My advice: Forget returning malice for malice. Be humble and controlled, but put your skills to work. With the first shove, warn him. With another shove, warn him again. After that, landing one of those round-house kicks you’ve been perfecting against his teeth should just about do it. Certainly we don’t want anyone to get hurt, but if pain infliction is going to be a part of the unfortunate equation, let it be used for bringing the situation to a speedy conclusion, and let it be leveled against the bully and not the victim. And besides, your kid will probably end up being a YouTube sensation and maybe even land a spot on The Ellen Degeneres Show.

In summary, what’s the point of taking the time to gather the necessary tools for success if when the time comes to employ them you don’t? Such context is reminiscent of the Century Distillers’ 20-year-old Ninety edition. At such an age, and with such experience, this whisky should be taking out schoolyard bullies left and right, but instead, it’s more of a confused amalgam that wants to be caught off balance.

The nose of the Ninety is a syrupy sauce of alcohol-soaked caramel apples. A follow-up sniff reveals salt and stale caramel corn.

The palate is the nose’s identical twin, although the two are easily discernible by the fusty animal cracker mole on the palate’s chin.

The finish is a medium stroll of sullenness through the schoolyard, one in which the tongue is oppressed by bitter rye and wood spices. There’s a sense of depth waiting to be discovered, and a couple of drops of water offer aid toward its revelation, but in the end, the whisky just won’t dig any deeper to become what it could be. Instead, it falls back and hits the floor.

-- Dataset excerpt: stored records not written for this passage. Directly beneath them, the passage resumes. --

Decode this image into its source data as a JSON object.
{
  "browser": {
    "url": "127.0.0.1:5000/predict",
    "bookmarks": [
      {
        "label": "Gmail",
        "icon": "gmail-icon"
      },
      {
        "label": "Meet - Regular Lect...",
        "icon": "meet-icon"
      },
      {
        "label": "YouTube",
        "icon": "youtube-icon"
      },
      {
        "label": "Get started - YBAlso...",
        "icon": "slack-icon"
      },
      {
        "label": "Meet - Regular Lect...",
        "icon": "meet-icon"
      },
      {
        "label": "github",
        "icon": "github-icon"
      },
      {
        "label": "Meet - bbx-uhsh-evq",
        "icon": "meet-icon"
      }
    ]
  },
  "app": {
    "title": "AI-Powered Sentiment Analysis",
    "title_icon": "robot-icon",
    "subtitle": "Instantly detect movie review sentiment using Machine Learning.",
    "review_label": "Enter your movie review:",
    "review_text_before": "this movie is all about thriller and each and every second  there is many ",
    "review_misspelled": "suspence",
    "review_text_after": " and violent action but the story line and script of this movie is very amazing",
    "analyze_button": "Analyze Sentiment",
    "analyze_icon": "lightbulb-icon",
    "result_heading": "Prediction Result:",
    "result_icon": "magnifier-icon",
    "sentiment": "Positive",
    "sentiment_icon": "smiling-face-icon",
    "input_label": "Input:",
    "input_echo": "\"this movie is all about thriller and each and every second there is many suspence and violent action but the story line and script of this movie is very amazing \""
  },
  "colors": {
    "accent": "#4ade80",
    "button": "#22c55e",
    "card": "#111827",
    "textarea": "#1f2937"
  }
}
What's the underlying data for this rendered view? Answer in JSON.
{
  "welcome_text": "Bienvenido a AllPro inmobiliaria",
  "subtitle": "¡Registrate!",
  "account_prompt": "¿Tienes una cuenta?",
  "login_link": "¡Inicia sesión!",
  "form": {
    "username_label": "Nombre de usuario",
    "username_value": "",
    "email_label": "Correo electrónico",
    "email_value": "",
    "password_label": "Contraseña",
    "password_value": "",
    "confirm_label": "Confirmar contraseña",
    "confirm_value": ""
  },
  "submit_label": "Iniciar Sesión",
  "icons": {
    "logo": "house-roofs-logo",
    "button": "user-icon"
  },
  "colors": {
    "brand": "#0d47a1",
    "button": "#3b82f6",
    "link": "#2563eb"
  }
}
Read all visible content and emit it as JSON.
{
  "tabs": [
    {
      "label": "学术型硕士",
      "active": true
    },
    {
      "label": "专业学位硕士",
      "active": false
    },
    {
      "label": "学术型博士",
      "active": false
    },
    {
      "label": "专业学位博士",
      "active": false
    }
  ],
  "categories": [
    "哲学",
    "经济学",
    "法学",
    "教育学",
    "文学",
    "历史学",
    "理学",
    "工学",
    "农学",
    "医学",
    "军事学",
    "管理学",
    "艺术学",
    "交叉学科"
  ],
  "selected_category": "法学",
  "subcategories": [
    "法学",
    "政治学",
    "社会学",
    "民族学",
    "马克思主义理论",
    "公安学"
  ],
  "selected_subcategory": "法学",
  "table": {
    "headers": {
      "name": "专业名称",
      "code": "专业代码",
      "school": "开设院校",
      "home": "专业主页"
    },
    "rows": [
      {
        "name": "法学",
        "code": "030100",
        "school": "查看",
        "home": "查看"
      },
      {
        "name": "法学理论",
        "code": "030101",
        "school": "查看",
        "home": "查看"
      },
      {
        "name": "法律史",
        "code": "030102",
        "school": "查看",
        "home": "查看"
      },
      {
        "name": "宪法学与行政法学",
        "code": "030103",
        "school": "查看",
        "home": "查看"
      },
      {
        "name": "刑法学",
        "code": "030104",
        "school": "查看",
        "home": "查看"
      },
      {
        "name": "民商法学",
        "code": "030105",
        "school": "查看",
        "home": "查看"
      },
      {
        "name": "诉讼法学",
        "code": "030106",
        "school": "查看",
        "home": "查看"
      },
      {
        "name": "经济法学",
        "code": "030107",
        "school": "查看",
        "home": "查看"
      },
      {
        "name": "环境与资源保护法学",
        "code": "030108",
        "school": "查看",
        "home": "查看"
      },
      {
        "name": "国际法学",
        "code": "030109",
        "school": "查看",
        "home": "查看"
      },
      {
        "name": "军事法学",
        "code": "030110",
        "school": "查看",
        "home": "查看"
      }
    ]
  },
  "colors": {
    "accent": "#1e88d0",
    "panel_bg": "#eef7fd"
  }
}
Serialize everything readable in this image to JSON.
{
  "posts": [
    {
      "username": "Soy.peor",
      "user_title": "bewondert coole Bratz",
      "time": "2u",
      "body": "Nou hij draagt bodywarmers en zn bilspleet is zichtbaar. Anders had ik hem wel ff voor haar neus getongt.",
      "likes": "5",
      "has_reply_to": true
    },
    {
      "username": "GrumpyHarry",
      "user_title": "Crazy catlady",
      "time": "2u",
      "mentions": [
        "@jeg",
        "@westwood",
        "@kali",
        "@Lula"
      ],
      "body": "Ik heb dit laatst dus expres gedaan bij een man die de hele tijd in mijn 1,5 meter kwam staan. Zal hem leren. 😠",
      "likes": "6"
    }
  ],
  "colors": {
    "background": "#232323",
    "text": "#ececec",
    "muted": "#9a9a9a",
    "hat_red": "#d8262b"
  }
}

As I already mentioned, my son Harrison is currently a student of Tae-Kwon-do, and as far as I know, he isn’t being bullied at school. But I assure you that if he was, I have a small stack of monthly invoices from a dojo down the street that both assumes my permission to dig deep while forshadowing a swift end to the situation.